PROMPT - Please return each of the entries below exactly as they appear.

RECORDS -
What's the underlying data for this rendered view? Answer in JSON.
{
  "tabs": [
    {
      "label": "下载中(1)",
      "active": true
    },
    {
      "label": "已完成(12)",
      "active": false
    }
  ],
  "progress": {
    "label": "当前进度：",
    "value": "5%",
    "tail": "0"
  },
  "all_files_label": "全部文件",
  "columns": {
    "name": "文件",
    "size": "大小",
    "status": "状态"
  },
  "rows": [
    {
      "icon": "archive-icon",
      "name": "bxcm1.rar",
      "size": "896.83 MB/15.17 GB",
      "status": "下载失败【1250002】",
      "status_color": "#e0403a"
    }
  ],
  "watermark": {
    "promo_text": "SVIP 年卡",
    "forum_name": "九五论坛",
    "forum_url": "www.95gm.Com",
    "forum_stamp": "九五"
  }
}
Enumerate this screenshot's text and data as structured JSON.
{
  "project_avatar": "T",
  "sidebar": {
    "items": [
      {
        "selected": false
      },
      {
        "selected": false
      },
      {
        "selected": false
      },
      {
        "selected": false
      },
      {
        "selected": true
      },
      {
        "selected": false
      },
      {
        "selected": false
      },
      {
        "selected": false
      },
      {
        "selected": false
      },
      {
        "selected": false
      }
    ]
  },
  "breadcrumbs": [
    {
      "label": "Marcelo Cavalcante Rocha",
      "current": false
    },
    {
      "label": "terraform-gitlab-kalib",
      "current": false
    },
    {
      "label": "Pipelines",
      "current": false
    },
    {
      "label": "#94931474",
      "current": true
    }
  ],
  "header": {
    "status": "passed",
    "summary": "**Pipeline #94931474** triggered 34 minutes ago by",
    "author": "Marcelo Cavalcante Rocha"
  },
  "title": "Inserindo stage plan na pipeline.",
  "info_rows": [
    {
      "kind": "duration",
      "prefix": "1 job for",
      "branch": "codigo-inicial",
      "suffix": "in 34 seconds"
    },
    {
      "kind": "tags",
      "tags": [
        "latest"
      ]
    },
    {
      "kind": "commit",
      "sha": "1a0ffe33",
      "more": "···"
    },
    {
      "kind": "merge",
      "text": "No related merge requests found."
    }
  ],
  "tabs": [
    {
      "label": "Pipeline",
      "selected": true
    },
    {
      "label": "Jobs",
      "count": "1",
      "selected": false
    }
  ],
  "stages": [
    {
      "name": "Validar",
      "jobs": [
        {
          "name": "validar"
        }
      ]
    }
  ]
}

RESULT OF THIS EXERCISE -
What's the underlying data for this rendered view? Answer in JSON.
{
  "tabs": [
    {
      "label": "下载中(1)",
      "active": true
    },
    {
      "label": "已完成(12)",
      "active": false
    }
  ],
  "progress": {
    "label": "当前进度：",
    "value": "5%",
    "tail": "0"
  },
  "all_files_label": "全部文件",
  "columns": {
    "name": "文件",
    "size": "大小",
    "status": "状态"
  },
  "rows": [
    {
      "icon": "archive-icon",
      "name": "bxcm1.rar",
      "size": "896.83 MB/15.17 GB",
      "status": "下载失败【1250002】",
      "status_color": "#e0403a"
    }
  ],
  "watermark": {
    "promo_text": "SVIP 年卡",
    "forum_name": "九五论坛",
    "forum_url": "www.95gm.Com",
    "forum_stamp": "九五"
  }
}
Enumerate this screenshot's text and data as structured JSON.
{
  "project_avatar": "T",
  "sidebar": {
    "items": [
      {
        "selected": false
      },
      {
        "selected": false
      },
      {
        "selected": false
      },
      {
        "selected": false
      },
      {
        "selected": true
      },
      {
        "selected": false
      },
      {
        "selected": false
      },
      {
        "selected": false
      },
      {
        "selected": false
      },
      {
        "selected": false
      }
    ]
  },
  "breadcrumbs": [
    {
      "label": "Marcelo Cavalcante Rocha",
      "current": false
    },
    {
      "label": "terraform-gitlab-kalib",
      "current": false
    },
    {
      "label": "Pipelines",
      "current": false
    },
    {
      "label": "#94931474",
      "current": true
    }
  ],
  "header": {
    "status": "passed",
    "summary": "**Pipeline #94931474** triggered 34 minutes ago by",
    "author": "Marcelo Cavalcante Rocha"
  },
  "title": "Inserindo stage plan na pipeline.",
  "info_rows": [
    {
      "kind": "duration",
      "prefix": "1 job for",
      "branch": "codigo-inicial",
      "suffix": "in 34 seconds"
    },
    {
      "kind": "tags",
      "tags": [
        "latest"
      ]
    },
    {
      "kind": "commit",
      "sha": "1a0ffe33",
      "more": "···"
    },
    {
      "kind": "merge",
      "text": "No related merge requests found."
    }
  ],
  "tabs": [
    {
      "label": "Pipeline",
      "selected": true
    },
    {
      "label": "Jobs",
      "count": "1",
      "selected": false
    }
  ],
  "stages": [
    {
      "name": "Validar",
      "jobs": [
        {
          "name": "validar"
        }
      ]
    }
  ]
}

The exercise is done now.